Jerry is fired, but won’t take a husband to make up for it, as she’s determined to make her own way in the world. Her reporter boyfriend, Brice (Hopton), suggests she try out an editor position in a small town and then work her way back up to the city. She heads to a tiny town named Apex, where the biggest news is just how deep the dust has gotten on the office desks.
There is one point of interest, though, and that’s an oil well on the town outskirts that has drawn in a lot of local’s money at the behest of banker Blake (Edwin Maxwell). Blake, being a banker in the early 1930s, is the villain of the piece, and also Brice’s uncle, making things a little complicated.
Into this steps Jerry, who bowls past everyone’s dropped jaws (a girl reporter?!) and dismantles all of her opponents with ease, as each man demonstrates a cocky overconfidence or cruelty based solely on aggressive arrogance. Jerry is more clever than the town of Apex combined. Early on she manages to offend the paper’s biggest advertiser, dopey old money grocer Nate (David Callas), and within a few minutes of applied psychology has quadrupled his ad runs.

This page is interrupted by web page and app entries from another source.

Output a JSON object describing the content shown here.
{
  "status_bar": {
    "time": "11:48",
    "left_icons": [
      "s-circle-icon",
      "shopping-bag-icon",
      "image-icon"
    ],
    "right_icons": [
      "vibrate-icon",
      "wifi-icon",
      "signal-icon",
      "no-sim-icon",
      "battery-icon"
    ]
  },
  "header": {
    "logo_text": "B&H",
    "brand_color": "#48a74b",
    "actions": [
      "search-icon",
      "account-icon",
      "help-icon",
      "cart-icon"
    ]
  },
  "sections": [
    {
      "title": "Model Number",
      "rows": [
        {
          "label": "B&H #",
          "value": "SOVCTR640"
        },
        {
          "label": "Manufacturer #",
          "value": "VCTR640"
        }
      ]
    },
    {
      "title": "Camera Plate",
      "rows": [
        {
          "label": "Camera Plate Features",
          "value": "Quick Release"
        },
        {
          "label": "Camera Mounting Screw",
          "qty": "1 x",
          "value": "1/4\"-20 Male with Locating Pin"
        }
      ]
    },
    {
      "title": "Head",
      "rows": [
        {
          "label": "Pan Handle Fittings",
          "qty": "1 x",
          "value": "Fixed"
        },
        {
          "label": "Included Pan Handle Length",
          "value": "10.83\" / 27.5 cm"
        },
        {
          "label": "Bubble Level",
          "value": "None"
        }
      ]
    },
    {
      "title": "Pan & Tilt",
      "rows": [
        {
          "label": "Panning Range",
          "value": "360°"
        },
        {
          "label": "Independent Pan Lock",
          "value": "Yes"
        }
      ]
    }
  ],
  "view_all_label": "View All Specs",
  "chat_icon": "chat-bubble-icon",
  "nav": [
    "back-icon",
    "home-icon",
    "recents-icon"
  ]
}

When Blake tries to buy out all the townspeople by pretending the well was a failure, Jerry dismantles his ploy and saves the day. But other problems surface when she learns that Blake owns the newspaper, and he’s about to remake the newly-rich town to his own ends.
Russell Hopton would surely be on few people’s list of romantic leads– he’s pretty much Ned Sparks at 1.5 speed– but he’s good in an innocent way. Sterling Holloway has some dopey laugh lines, but is pleasant enough. I really enjoyed Claude Gillingwater’s Webster, the old newspaper owner who warms up to Jerry almost instantly and returns to life from a moribund state. He’s sweet for his type.
But the real star of the show is Peggy Shannon, one of the rare actresses of this time given a script where the woman character is allowed to completely dominate everyone and everything. You can tell the low budget is hurting her performance to an extent– sometimes and the others are merely acting at each other than with– but then you can also see the joy dancing in her eyes as her ambition begins its quick ascent.
Back Page looks good on what was obviously a limited budget. Though a lot of the same sets are reused with rearranged furniture and the flubbed lines become noticeable, the production has a fairly witty and fun script. It also benefits from a large assortment of extras, who buzz about to cover up the plain walls of the flats.
Star Peggy Shannon would be dead less than a decade later due to alcoholism, though she’d have plenty of small parts between then and here. Between this and Deluge, it’s apparent she had some measure of talent, something that worked even if it never shone. But you can see it, and it’s worth seeing.
By Danny Reid of Pre-Code.Com
Notes compiled by Peter Poles